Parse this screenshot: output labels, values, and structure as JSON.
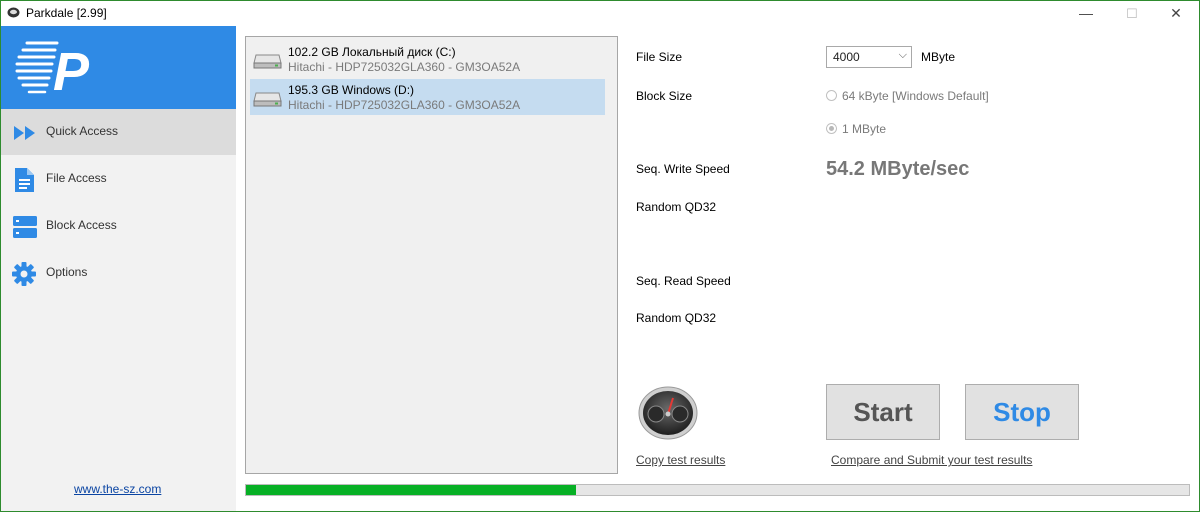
{
  "window": {
    "title": "Parkdale [2.99]",
    "controls": {
      "minimize": "—",
      "maximize": "☐",
      "close": "✕"
    }
  },
  "colors": {
    "accent": "#2f8ae5",
    "progress": "#06b025",
    "selection": "#c5dcf0"
  },
  "sidebar": {
    "logo_letter": "P",
    "items": [
      {
        "label": "Quick Access",
        "icon": "fast-forward-icon",
        "active": true
      },
      {
        "label": "File Access",
        "icon": "document-icon",
        "active": false
      },
      {
        "label": "Block Access",
        "icon": "server-icon",
        "active": false
      },
      {
        "label": "Options",
        "icon": "gear-icon",
        "active": false
      }
    ],
    "website": "www.the-sz.com"
  },
  "drives": [
    {
      "name": "102.2 GB Локальный диск (C:)",
      "model": "Hitachi - HDP725032GLA360 - GM3OA52A",
      "selected": false,
      "icon": "hard-drive-icon"
    },
    {
      "name": "195.3 GB Windows (D:)",
      "model": "Hitachi - HDP725032GLA360 - GM3OA52A",
      "selected": true,
      "icon": "hard-drive-icon"
    }
  ],
  "settings": {
    "file_size_label": "File Size",
    "file_size_value": "4000",
    "file_size_unit": "MByte",
    "block_size_label": "Block Size",
    "block_size_options": [
      {
        "label": "64 kByte [Windows Default]",
        "checked": false
      },
      {
        "label": "1 MByte",
        "checked": true
      }
    ]
  },
  "results": {
    "seq_write_label": "Seq. Write Speed",
    "seq_write_value": "54.2 MByte/sec",
    "random_write_label": "Random QD32",
    "seq_read_label": "Seq. Read Speed",
    "random_read_label": "Random QD32"
  },
  "actions": {
    "start_label": "Start",
    "stop_label": "Stop",
    "copy_link": "Copy test results",
    "compare_link": "Compare and Submit your test results",
    "gauge_icon": "speedometer-icon"
  },
  "progress": {
    "value": 0.35
  }
}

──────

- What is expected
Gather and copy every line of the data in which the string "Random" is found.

- Result of this exercise
    "random_write_label": "Random QD32",
    "random_read_label": "Random QD32"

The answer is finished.